examinee truly feels that he is answering all questions 
honestly, he is likely to be found "deceptive?"

If not, and the polygraph examiner is to do his utmost to 
deceive the examinee into believing that the polygraph is 
virtually infallible and to deceive him about the true nature 
of the "control" questions (in conformance with the standard 
procedures endorsed by such prestigious organizations 
as the Department of Defense Polygraph Institute and 
the American Polygraph Association), then I suggest that you 
strike the words "and examination" from Sec. 709.24(b).

6) Section 709.25(a)

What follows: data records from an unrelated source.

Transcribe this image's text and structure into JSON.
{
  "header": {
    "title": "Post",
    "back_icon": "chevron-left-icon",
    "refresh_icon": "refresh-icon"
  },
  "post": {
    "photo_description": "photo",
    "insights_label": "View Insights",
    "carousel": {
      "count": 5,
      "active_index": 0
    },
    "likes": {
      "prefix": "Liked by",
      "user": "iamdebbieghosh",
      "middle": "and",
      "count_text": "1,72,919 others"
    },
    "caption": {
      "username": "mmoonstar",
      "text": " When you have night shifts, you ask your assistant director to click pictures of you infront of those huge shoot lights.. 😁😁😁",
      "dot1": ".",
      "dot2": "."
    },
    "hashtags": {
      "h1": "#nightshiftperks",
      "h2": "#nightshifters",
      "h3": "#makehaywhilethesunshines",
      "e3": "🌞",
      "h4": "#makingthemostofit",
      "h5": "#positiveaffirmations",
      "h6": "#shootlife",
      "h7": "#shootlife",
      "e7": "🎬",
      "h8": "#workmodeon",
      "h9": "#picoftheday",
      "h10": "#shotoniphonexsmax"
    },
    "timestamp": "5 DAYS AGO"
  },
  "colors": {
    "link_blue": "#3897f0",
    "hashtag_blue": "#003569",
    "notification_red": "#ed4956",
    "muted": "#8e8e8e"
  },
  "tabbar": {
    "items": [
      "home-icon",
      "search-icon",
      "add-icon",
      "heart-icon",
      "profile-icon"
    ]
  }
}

This section states that DOE and its contractors may not 
"[t]ake an adverse personnel action against an individual 
solely on the basis of a polygraph examination result of 
"deception indicated" or "no opinion" except when the 
Secretary or the Secretary's designee makes a written 
determination that the information to which the individual 
has access is of such extreme sensitivity that access under 
the circumstances poses an unacceptable risk to national 
security or defense..."

This means that any employee whose polygraph results are 
"deception indicated" or "no opinion" may indeed have his or 
her access to classified information suspended based on the 
polygraph alone. Career over. In the current political 
atmosphere, can anyone seriously imagine that the Secretary 
or his designee will not revoke the clearances of employees 
whom the FBI says lied about counterintelligence issues 
during their polygraph exams?

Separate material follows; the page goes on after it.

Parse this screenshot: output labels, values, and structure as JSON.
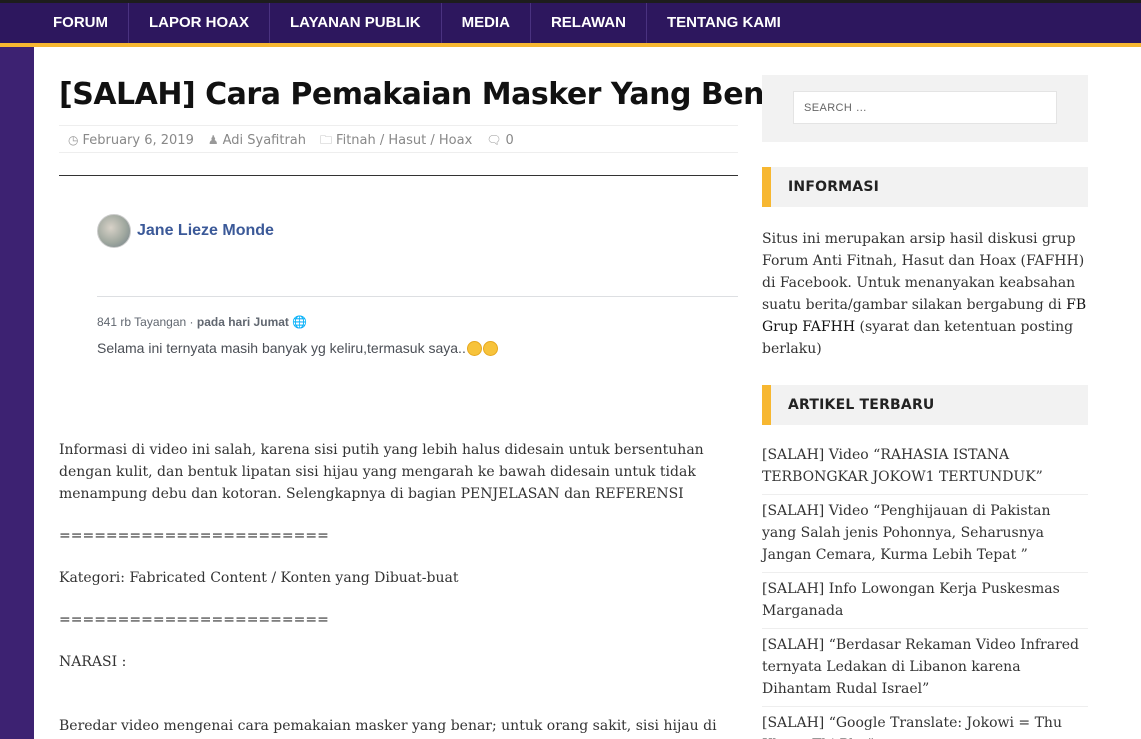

7) Section 709.26(e)

This section states, "DOE must afford the full privacy 
protection provided by law to information regarding an 
employee's refusal to take a polygraph examination."

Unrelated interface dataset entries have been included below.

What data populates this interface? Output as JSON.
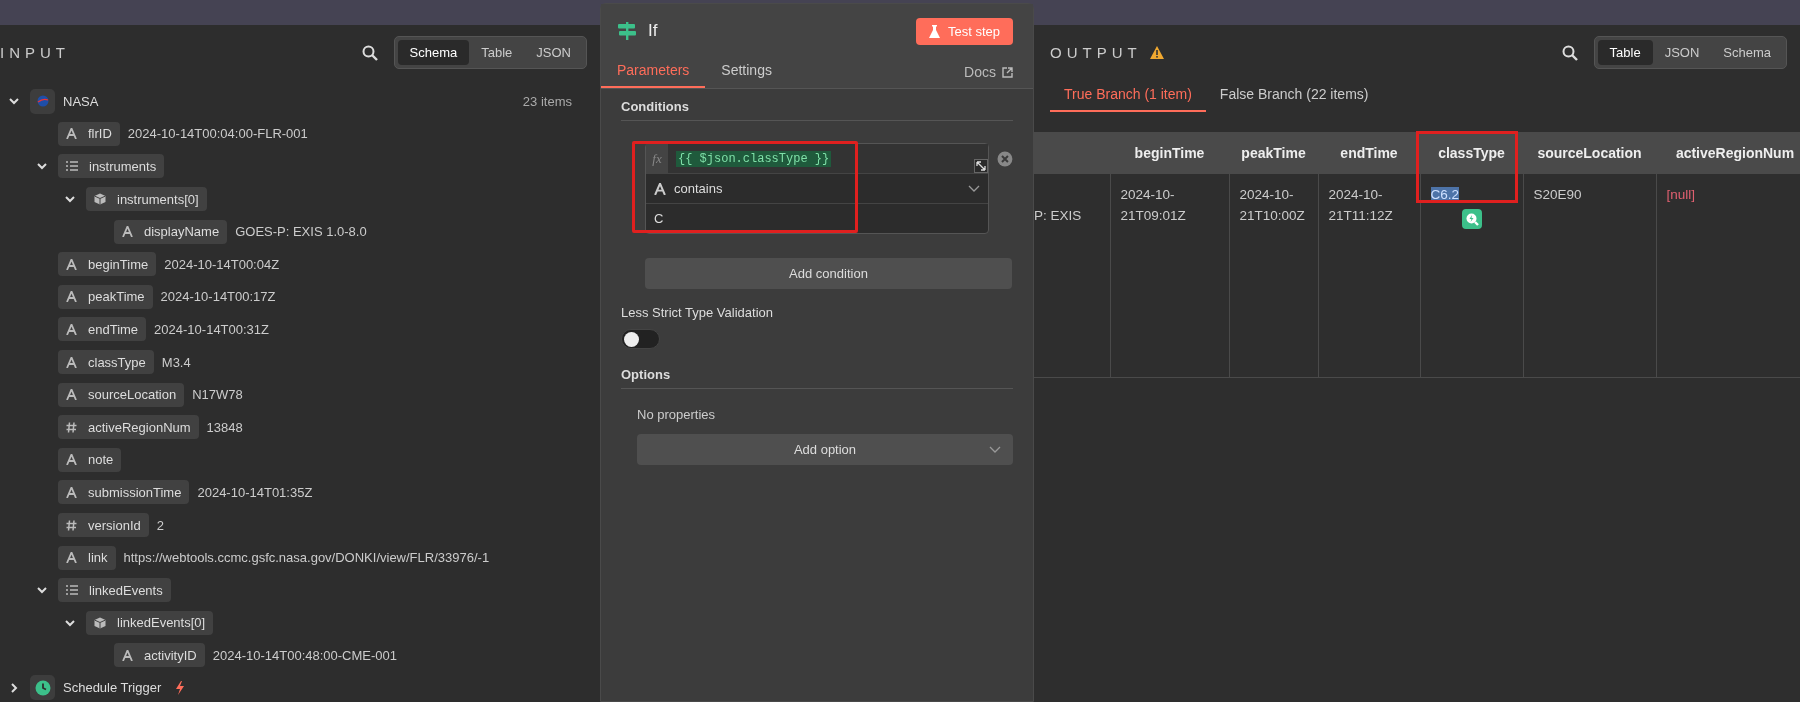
{
  "input_panel": {
    "title": "INPUT",
    "view_tabs": [
      {
        "label": "Schema",
        "selected": true
      },
      {
        "label": "Table",
        "selected": false
      },
      {
        "label": "JSON",
        "selected": false
      }
    ],
    "tree": [
      {
        "kind": "root",
        "name": "NASA",
        "count": "23 items",
        "expanded": true,
        "children": [
          {
            "kind": "string",
            "name": "flrID",
            "value": "2024-10-14T00:04:00-FLR-001"
          },
          {
            "kind": "array",
            "name": "instruments",
            "expanded": true,
            "children": [
              {
                "kind": "object",
                "name": "instruments[0]",
                "expanded": true,
                "children": [
                  {
                    "kind": "string",
                    "name": "displayName",
                    "value": "GOES-P: EXIS 1.0-8.0"
                  }
                ]
              }
            ]
          },
          {
            "kind": "string",
            "name": "beginTime",
            "value": "2024-10-14T00:04Z"
          },
          {
            "kind": "string",
            "name": "peakTime",
            "value": "2024-10-14T00:17Z"
          },
          {
            "kind": "string",
            "name": "endTime",
            "value": "2024-10-14T00:31Z"
          },
          {
            "kind": "string",
            "name": "classType",
            "value": "M3.4"
          },
          {
            "kind": "string",
            "name": "sourceLocation",
            "value": "N17W78"
          },
          {
            "kind": "number",
            "name": "activeRegionNum",
            "value": "13848"
          },
          {
            "kind": "string",
            "name": "note"
          },
          {
            "kind": "string",
            "name": "submissionTime",
            "value": "2024-10-14T01:35Z"
          },
          {
            "kind": "number",
            "name": "versionId",
            "value": "2"
          },
          {
            "kind": "string",
            "name": "link",
            "value": "https://webtools.ccmc.gsfc.nasa.gov/DONKI/view/FLR/33976/-1"
          },
          {
            "kind": "array",
            "name": "linkedEvents",
            "expanded": true,
            "children": [
              {
                "kind": "object",
                "name": "linkedEvents[0]",
                "expanded": true,
                "children": [
                  {
                    "kind": "string",
                    "name": "activityID",
                    "value": "2024-10-14T00:48:00-CME-001"
                  }
                ]
              }
            ]
          }
        ]
      },
      {
        "kind": "trigger",
        "name": "Schedule Trigger",
        "expanded": false
      }
    ]
  },
  "node_panel": {
    "title": "If",
    "test_button": "Test step",
    "tabs": [
      {
        "label": "Parameters",
        "selected": true
      },
      {
        "label": "Settings",
        "selected": false
      }
    ],
    "docs_link": "Docs",
    "conditions": {
      "heading": "Conditions",
      "items": [
        {
          "fx_label": "fx",
          "left": "{{ $json.classType }}",
          "operator": "contains",
          "right": "C"
        }
      ],
      "add_button": "Add condition"
    },
    "less_strict": {
      "label": "Less Strict Type Validation",
      "on": false
    },
    "options": {
      "heading": "Options",
      "empty_text": "No properties",
      "add_button": "Add option"
    }
  },
  "output_panel": {
    "title": "OUTPUT",
    "view_tabs": [
      {
        "label": "Table",
        "selected": true
      },
      {
        "label": "JSON",
        "selected": false
      },
      {
        "label": "Schema",
        "selected": false
      }
    ],
    "branch_tabs": [
      {
        "label": "True Branch (1 item)",
        "selected": true
      },
      {
        "label": "False Branch (22 items)",
        "selected": false
      }
    ],
    "table": {
      "columns": [
        "beginTime",
        "peakTime",
        "endTime",
        "classType",
        "sourceLocation",
        "activeRegionNum"
      ],
      "rows": [
        {
          "column_1": "P: EXIS",
          "cells": [
            {
              "text": "2024-10-21T09:01Z",
              "is_null": false,
              "highlighted": false
            },
            {
              "text": "2024-10-21T10:00Z",
              "is_null": false,
              "highlighted": false
            },
            {
              "text": "2024-10-21T11:12Z",
              "is_null": false,
              "highlighted": false
            },
            {
              "text": "C6.2",
              "is_null": false,
              "highlighted": true
            },
            {
              "text": "S20E90",
              "is_null": false,
              "highlighted": false
            },
            {
              "text": "[null]",
              "is_null": true,
              "highlighted": false
            }
          ]
        }
      ]
    }
  }
}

Such privacy protection is virtually impossible to ensure. 
Counterintelligence officials will doubtless share 
information on the polygraph "refuseniks," who, one suspects, 
will have a hard time ever holding a security clearance 
again. When such employees are reassigned for their refusal 
to be polygraphed, how will their personnel and security 
files explain their sudden departures from their former jobs 
for new, less prestigious ones? What are they to tell their 

Mr. Secretary, I hope I have convinced you to reconsider 
your proposed program of polygraph screening. I would 
remind you of the dénouement of the Hans Christian Anderson
fable, "The  Emperor's New Clothes," with which Professor 
Honts opens his review of polygraph screening in the 
American workplace (3):

    In a sudden blinding flash the vain Emperor saw 
    how he had been tricked and cheated. But being a 
    mighty Emperor, with purple blood in his veins, 
    he held his head all the higher and walked
    on and on down that long street.

I urge you not to repeat the Emperor's mistake. Don't think 
that you must continue on this misguided path.

Your proposed rules fail to protect national security 
interests and they fail to protect employees. Please exercise 
your authority as Secretary of Energy to rescind these 
proposed rules, and halt polygraph screening within the 
Department of Energy.

Ask Congress for the funding you will need to conduct 
thorough background investigations with periodic updates for 
scientists with access to atomic secrets. You will catch more 
spies (if there indeed are any at the national labs), provide 
real rather than illusory deterrence against espionage, and 
avoid falsely accusing the innocent.


George W. Maschke



1. Drew C. Richardson. Testimony to the Senate Committee 
   on the Judiciary, Sep. 29, 1997. Available on-line at:

2. Honts, Charles R. "Counterintelligence Scope Polygraph 
   (CSP) Test Found to be Poor Discriminator," Forensic 
   Reports, 5 (1992):215-218. [Since the date of my letter, the 
   author has made this article available online]:
3. ---. The Emperor's New Clothes: "Application of Polygraph 
   Tests in the American Workplace," Forensic Reports, 4 
   (1991):91-116. [Since the date of my letter, the 
   author has made this article available online]:

4. Scientific Validity of Polygraph Testing: A Research 
   Review and Evaluation -- A Technical Memorandum. 
   Washington, DC: U.S. Congress, Office of Technology 
   Assessment, OTA-TM-H-15, November 1983.

5. Lykken, David T. A Tremor in the Blood: Uses and Abuses of 
   the Lie Detector. 2nd ed. New York: Plenum, 1998.